The night of the long gavels?
Timed as it was to get lost in the hullabaloo of the State of the Union address, the Tuesday night/Wednesday morning purge of the House Ethics Committee was still a pretty audacious move.
It's been known for some time that the now-outgoing Chairman of the House Ethics Committee, Rep. Joel Hefley (R) of Colorado was going to get canned for his various offenses related to the Ethics Committee's handling, be it ever so gentle, of Rep. Tom DeLay (R) of Texas. The only mystery was just when the ax would fall.
But in this case, Speaker Hastert seemed to be channeling Michael Corleone in one of his less appealing moments.
As we noted back on November 19th, three of the five Republican members of the House Ethics Committee turned out to be in the Shays Handful. Or putting it more prosaically, three of them voted against the DeLay Rule.
The three were Hefley, Rep. Kenny Hulshof (R) of Missouri and Rep. Steven LaTourette (R) of Ohio.
Hastert axed all three.
The two who toed the DeLay line -- Rep. Judy Biggert (R) of Illinois and Rep. Doc Hastings (R) of Washington -- stay. And Hastings becomes Chairman.
Hulshof seemed surprised by the turn of events and in his own words, "deeply disappointed."
The following comes from the St.Louis Post-Dispatch ...
âI believe the decision was a direct result of our work in the last session,â Hulshof said in an interview, âparticularly my chairing the investigative subcommitteeâ that examined ethics charges against DeLay, R-Texas, in the 108th Congress.
Hulshof said his opposition to recent proposed changes of the GOPâs ethics standards may also played a role in his removal.
What's most telling, though, in this whole grisly affair is less the complaints of the purged than the comments of Hastert spokesman John Freehery who apparently couldn't be troubled to keep a straight face when denying that the purge was a purge. This
from the Rocky Mountain News
about Hefley ...
John Feehery, a spokesman for Hastert, denied the charge, saying Hefley did a "great job" as chairman but had served the mandatory number of terms allowed without a waiver of House rules.
"He wasn't ousted. We have said all along we would make a change because that's what the rules state," Feehery said. "Any time you're (taken) off the Ethics Committee, it's not a punishment. It's not a joyful type of assignment."
And this about Hulshof from the Post-Dispatch
As for Hulshof, John Feehery, a spokesman for Hastert, said there was no connection to the DeLay matter and that the speaker simply wanted fresh faces on the panel.
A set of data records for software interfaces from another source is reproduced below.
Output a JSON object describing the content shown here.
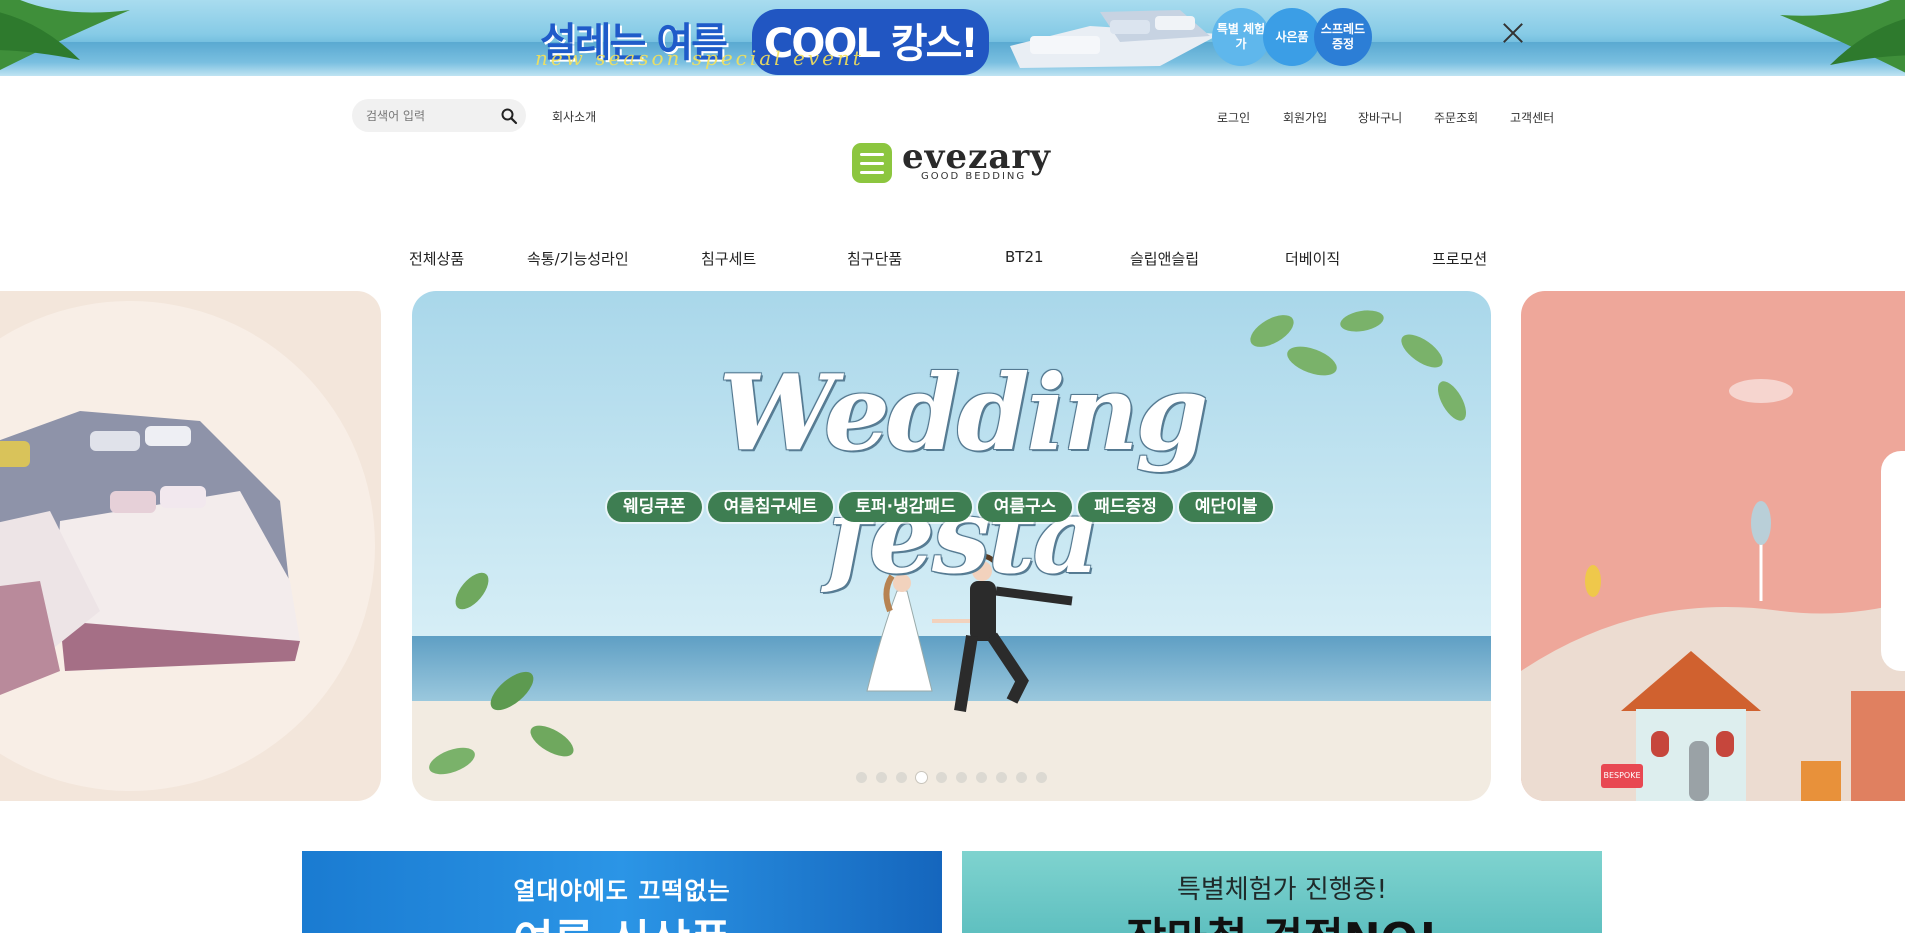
{
  "promo": {
    "headline": "설레는 여름",
    "highlight": "COOL 캉스!",
    "script": "new season special event",
    "badges": [
      "특별 체험가",
      "사은품",
      "스프레드 증정"
    ],
    "close_icon": "close-icon"
  },
  "header": {
    "search_placeholder": "검색어 입력",
    "search_icon": "search-icon",
    "company_link": "회사소개",
    "util_links": [
      "로그인",
      "회원가입",
      "장바구니",
      "주문조회",
      "고객센터"
    ],
    "logo_name": "evezary",
    "logo_tagline": "GOOD BEDDING"
  },
  "nav": {
    "items": [
      "전체상품",
      "속통/기능성라인",
      "침구세트",
      "침구단품",
      "BT21",
      "슬립앤슬립",
      "더베이직",
      "프로모션"
    ]
  },
  "slider": {
    "main_title": "Wedding festa",
    "tags": [
      "웨딩쿠폰",
      "여름침구세트",
      "토퍼·냉감패드",
      "여름구스",
      "패드증정",
      "예단이불"
    ],
    "right_badge": "BESPOKE",
    "dot_count": 10,
    "active_dot": 4
  },
  "banners": {
    "left_line1": "열대야에도 끄떡없는",
    "left_line2": "여름 신상품",
    "right_line1": "특별체험가 진행중!",
    "right_line2": "장마철 걱정NO!"
  },
  "colors": {
    "accent_green": "#3e7e52",
    "logo_green": "#8cc63f",
    "promo_blue": "#2156c2"
  }
}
âIt wasnât really removing him,â said Feehery. âIt was more like relieving him of his duty. The Speaker doesnât like to have people who are such talented legislators like him have to spend so much time on ethics.â
Feehery noted that Hulshof sits on the Ways and Means Committee and âis likely to play a critical role on Social Security and tax reform.
â... Ethics is more of a burden than a privilege,â Feehery added. âAnd the speaker likes to mix it up,â referring to Hastertâs desire to put new members on the panel.
But Hulshof said he had specifically asked Hastert to reappoint him to the panel and noted that two other GOP members who were allowed to stayâReps. Doc Hastings, R-Wash., and Judy Biggert, R-Ill.âhave served on the committee longer than he has.
When corruption is really entrenched, there's no attempt to hide it.